— What needs to be done —
What's wanted is each entry repeated verbatim, minus its images.

(Website and app data records)
──────────
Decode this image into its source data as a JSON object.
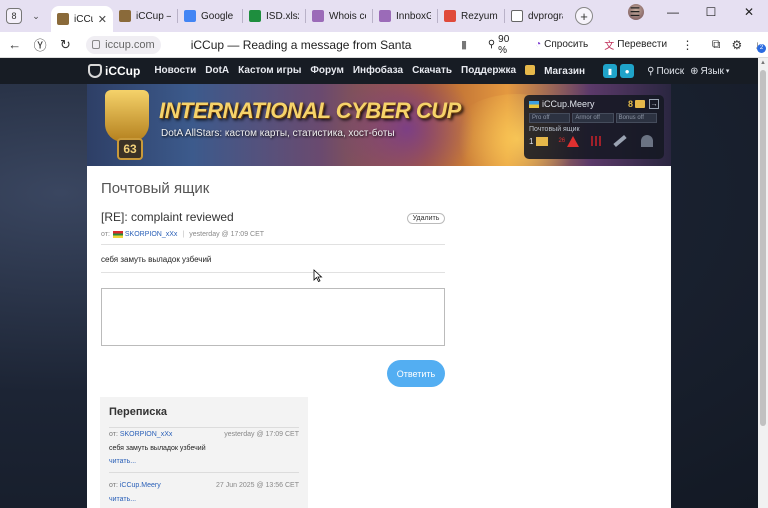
{
  "browser": {
    "tab_counter": "8",
    "tabs": [
      {
        "title": "iCCup",
        "color": "#8a6a3a",
        "active": true
      },
      {
        "title": "iCCup —",
        "color": "#8a6a3a"
      },
      {
        "title": "Google I",
        "color": "#4285f4"
      },
      {
        "title": "ISD.xlsx",
        "color": "#1e8e3e"
      },
      {
        "title": "Whois ce",
        "color": "#9b6bb8"
      },
      {
        "title": "InnboxG",
        "color": "#9b6bb8"
      },
      {
        "title": "Rezyume",
        "color": "#e04a3a"
      },
      {
        "title": "dvprogra",
        "color": "#666666"
      }
    ],
    "url": "iccup.com",
    "page_title": "iCCup — Reading a message from Santa",
    "zoom": "90 %",
    "ask_label": "Спросить",
    "translate_label": "Перевести",
    "downloads_badge": "2"
  },
  "site": {
    "logo": "iCCup",
    "nav": [
      "Новости",
      "DotA",
      "Кастом игры",
      "Форум",
      "Инфобаза",
      "Скачать",
      "Поддержка",
      "Магазин"
    ],
    "search_label": "Поиск",
    "lang_label": "Язык",
    "banner": {
      "level": "63",
      "title": "INTERNATIONAL CYBER CUP",
      "subtitle": "DotA AllStars: кастом карты, статистика, хост-боты"
    },
    "user": {
      "name": "iCCup.Meery",
      "gold": "8",
      "fields": [
        "Pro off",
        "Armor off",
        "Bonus off"
      ],
      "mailbox_label": "Почтовый ящик",
      "mail_count": "1",
      "alert_count": "26"
    }
  },
  "mailbox": {
    "heading": "Почтовый ящик",
    "subject": "[RE]: complaint reviewed",
    "delete_label": "Удалить",
    "from_prefix": "от:",
    "author": "SKORPION_xXx",
    "date": "yesterday @ 17:09 CET",
    "body": "себя замуть выладок узбечий",
    "reply_value": "",
    "reply_button": "Ответить"
  },
  "thread": {
    "title": "Переписка",
    "items": [
      {
        "from_prefix": "от:",
        "who": "SKORPION_xXx",
        "date": "yesterday @ 17:09 CET",
        "text": "себя замуть выладок узбечий",
        "read": "читать..."
      },
      {
        "from_prefix": "от:",
        "who": "iCCup.Meery",
        "date": "27 Jun 2025 @ 13:56 CET",
        "text": "",
        "read": "читать..."
      }
    ]
  }
}
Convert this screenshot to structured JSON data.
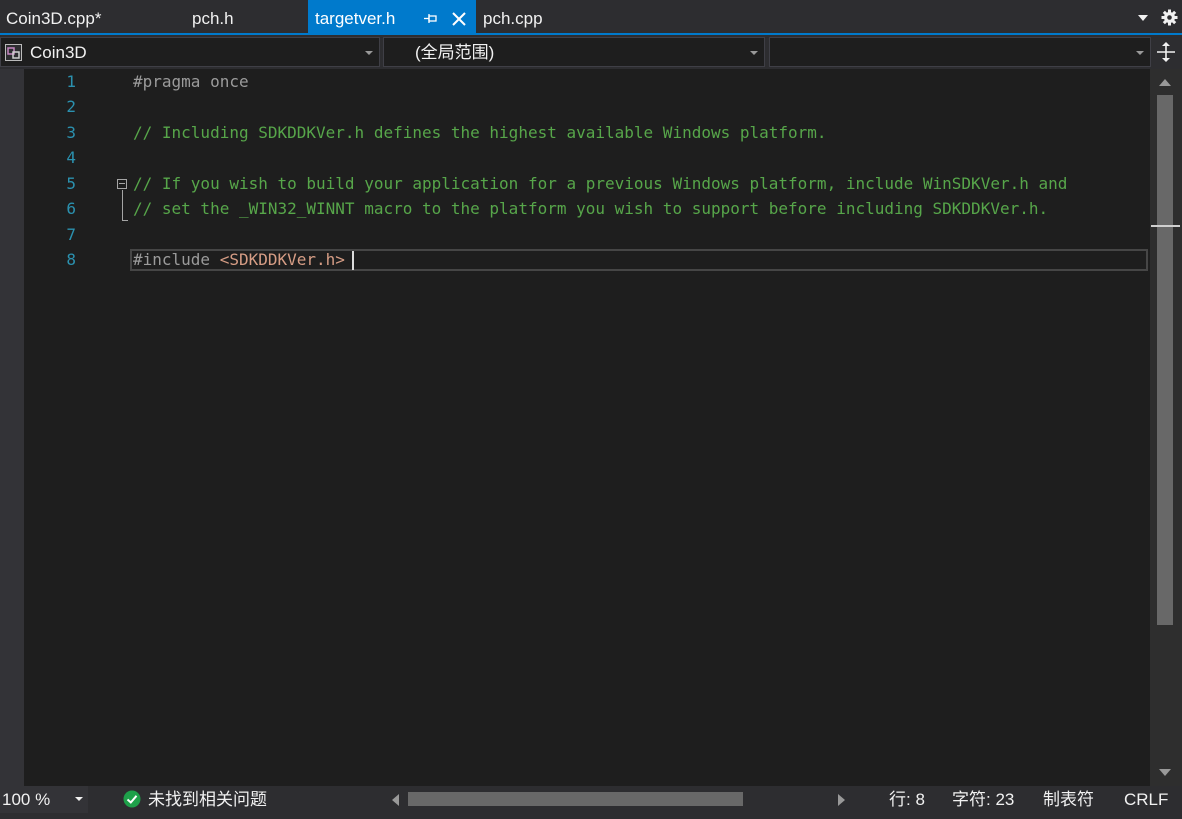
{
  "tabs": [
    {
      "label": "Coin3D.cpp*",
      "active": false
    },
    {
      "label": "pch.h",
      "active": false
    },
    {
      "label": "targetver.h",
      "active": true
    },
    {
      "label": "pch.cpp",
      "active": false
    }
  ],
  "tab_icons": {
    "pin": "pin-icon",
    "close": "close-icon",
    "dropdown": "tab-list-dropdown-icon",
    "settings": "gear-icon"
  },
  "navbar": {
    "project": "Coin3D",
    "scope": "(全局范围)",
    "member": ""
  },
  "editor": {
    "line_numbers": [
      "1",
      "2",
      "3",
      "4",
      "5",
      "6",
      "7",
      "8"
    ],
    "lines": {
      "l1": "#pragma once",
      "l3": "// Including SDKDDKVer.h defines the highest available Windows platform.",
      "l5": "// If you wish to build your application for a previous Windows platform, include WinSDKVer.h and",
      "l6": "// set the _WIN32_WINNT macro to the platform you wish to support before including SDKDDKVer.h.",
      "l8_directive": "#include ",
      "l8_header": "<SDKDDKVer.h>"
    }
  },
  "colors": {
    "accent": "#007acc",
    "comment": "#57a64a",
    "preprocessor": "#9b9b9b",
    "include_string": "#d69d85",
    "line_number": "#2b91af"
  },
  "statusbar": {
    "zoom": "100 %",
    "issues": "未找到相关问题",
    "line": "行: 8",
    "char": "字符: 23",
    "indent": "制表符",
    "line_ending": "CRLF"
  }
}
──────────
— Solution to this task —
Decode this image into its source data as a JSON object.
{
  "browser": {
    "tab_counter": "8",
    "tabs": [
      {
        "title": "iCCup",
        "color": "#8a6a3a",
        "active": true
      },
      {
        "title": "iCCup —",
        "color": "#8a6a3a"
      },
      {
        "title": "Google I",
        "color": "#4285f4"
      },
      {
        "title": "ISD.xlsx",
        "color": "#1e8e3e"
      },
      {
        "title": "Whois ce",
        "color": "#9b6bb8"
      },
      {
        "title": "InnboxG",
        "color": "#9b6bb8"
      },
      {
        "title": "Rezyume",
        "color": "#e04a3a"
      },
      {
        "title": "dvprogra",
        "color": "#666666"
      }
    ],
    "url": "iccup.com",
    "page_title": "iCCup — Reading a message from Santa",
    "zoom": "90 %",
    "ask_label": "Спросить",
    "translate_label": "Перевести",
    "downloads_badge": "2"
  },
  "site": {
    "logo": "iCCup",
    "nav": [
      "Новости",
      "DotA",
      "Кастом игры",
      "Форум",
      "Инфобаза",
      "Скачать",
      "Поддержка",
      "Магазин"
    ],
    "search_label": "Поиск",
    "lang_label": "Язык",
    "banner": {
      "level": "63",
      "title": "INTERNATIONAL CYBER CUP",
      "subtitle": "DotA AllStars: кастом карты, статистика, хост-боты"
    },
    "user": {
      "name": "iCCup.Meery",
      "gold": "8",
      "fields": [
        "Pro off",
        "Armor off",
        "Bonus off"
      ],
      "mailbox_label": "Почтовый ящик",
      "mail_count": "1",
      "alert_count": "26"
    }
  },
  "mailbox": {
    "heading": "Почтовый ящик",
    "subject": "[RE]: complaint reviewed",
    "delete_label": "Удалить",
    "from_prefix": "от:",
    "author": "SKORPION_xXx",
    "date": "yesterday @ 17:09 CET",
    "body": "себя замуть выладок узбечий",
    "reply_value": "",
    "reply_button": "Ответить"
  },
  "thread": {
    "title": "Переписка",
    "items": [
      {
        "from_prefix": "от:",
        "who": "SKORPION_xXx",
        "date": "yesterday @ 17:09 CET",
        "text": "себя замуть выладок узбечий",
        "read": "читать..."
      },
      {
        "from_prefix": "от:",
        "who": "iCCup.Meery",
        "date": "27 Jun 2025 @ 13:56 CET",
        "text": "",
        "read": "читать..."
      }
    ]
  }
}
Convert this screenshot to structured JSON data.
{
  "tabs": [
    {
      "label": "Coin3D.cpp*",
      "active": false
    },
    {
      "label": "pch.h",
      "active": false
    },
    {
      "label": "targetver.h",
      "active": true
    },
    {
      "label": "pch.cpp",
      "active": false
    }
  ],
  "tab_icons": {
    "pin": "pin-icon",
    "close": "close-icon",
    "dropdown": "tab-list-dropdown-icon",
    "settings": "gear-icon"
  },
  "navbar": {
    "project": "Coin3D",
    "scope": "(全局范围)",
    "member": ""
  },
  "editor": {
    "line_numbers": [
      "1",
      "2",
      "3",
      "4",
      "5",
      "6",
      "7",
      "8"
    ],
    "lines": {
      "l1": "#pragma once",
      "l3": "// Including SDKDDKVer.h defines the highest available Windows platform.",
      "l5": "// If you wish to build your application for a previous Windows platform, include WinSDKVer.h and",
      "l6": "// set the _WIN32_WINNT macro to the platform you wish to support before including SDKDDKVer.h.",
      "l8_directive": "#include ",
      "l8_header": "<SDKDDKVer.h>"
    }
  },
  "colors": {
    "accent": "#007acc",
    "comment": "#57a64a",
    "preprocessor": "#9b9b9b",
    "include_string": "#d69d85",
    "line_number": "#2b91af"
  },
  "statusbar": {
    "zoom": "100 %",
    "issues": "未找到相关问题",
    "line": "行: 8",
    "char": "字符: 23",
    "indent": "制表符",
    "line_ending": "CRLF"
  }
}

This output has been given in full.